* **Your goal**
Work out how many lines in the entries below include the word "Stations". Give nothing but the number.

Extracted data entries
- Opening Delimiter -

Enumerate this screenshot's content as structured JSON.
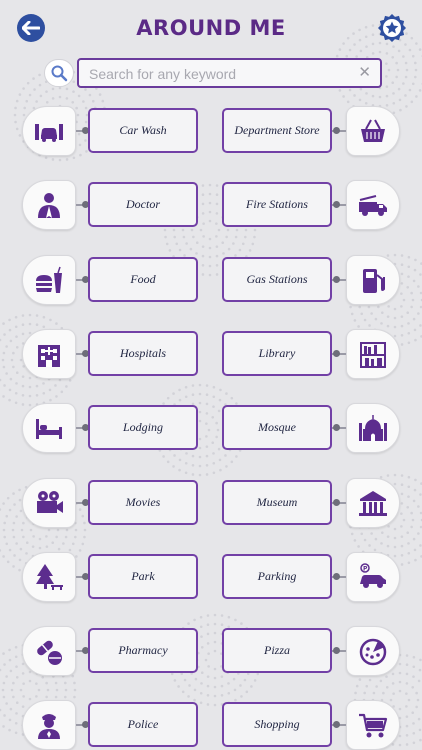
{
  "header": {
    "title": "AROUND ME",
    "back_icon": "back-arrow-icon",
    "favorite_icon": "star-badge-icon"
  },
  "search": {
    "placeholder": "Search for any keyword",
    "value": "",
    "clear": "✕"
  },
  "colors": {
    "primary": "#5b2a86",
    "accent_blue": "#2e4fa0",
    "icon": "#5c2d8e"
  },
  "categories": [
    {
      "label": "Car Wash",
      "icon": "car-wash-icon"
    },
    {
      "label": "Department Store",
      "icon": "basket-icon"
    },
    {
      "label": "Doctor",
      "icon": "doctor-icon"
    },
    {
      "label": "Fire Stations",
      "icon": "fire-truck-icon"
    },
    {
      "label": "Food",
      "icon": "food-icon"
    },
    {
      "label": "Gas Stations",
      "icon": "gas-pump-icon"
    },
    {
      "label": "Hospitals",
      "icon": "hospital-icon"
    },
    {
      "label": "Library",
      "icon": "bookshelf-icon"
    },
    {
      "label": "Lodging",
      "icon": "bed-icon"
    },
    {
      "label": "Mosque",
      "icon": "mosque-icon"
    },
    {
      "label": "Movies",
      "icon": "movie-camera-icon"
    },
    {
      "label": "Museum",
      "icon": "museum-icon"
    },
    {
      "label": "Park",
      "icon": "tree-icon"
    },
    {
      "label": "Parking",
      "icon": "parking-car-icon"
    },
    {
      "label": "Pharmacy",
      "icon": "pills-icon"
    },
    {
      "label": "Pizza",
      "icon": "pizza-icon"
    },
    {
      "label": "Police",
      "icon": "police-icon"
    },
    {
      "label": "Shopping",
      "icon": "shopping-cart-icon"
    }
  ]
}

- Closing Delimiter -

* **Your solution**
2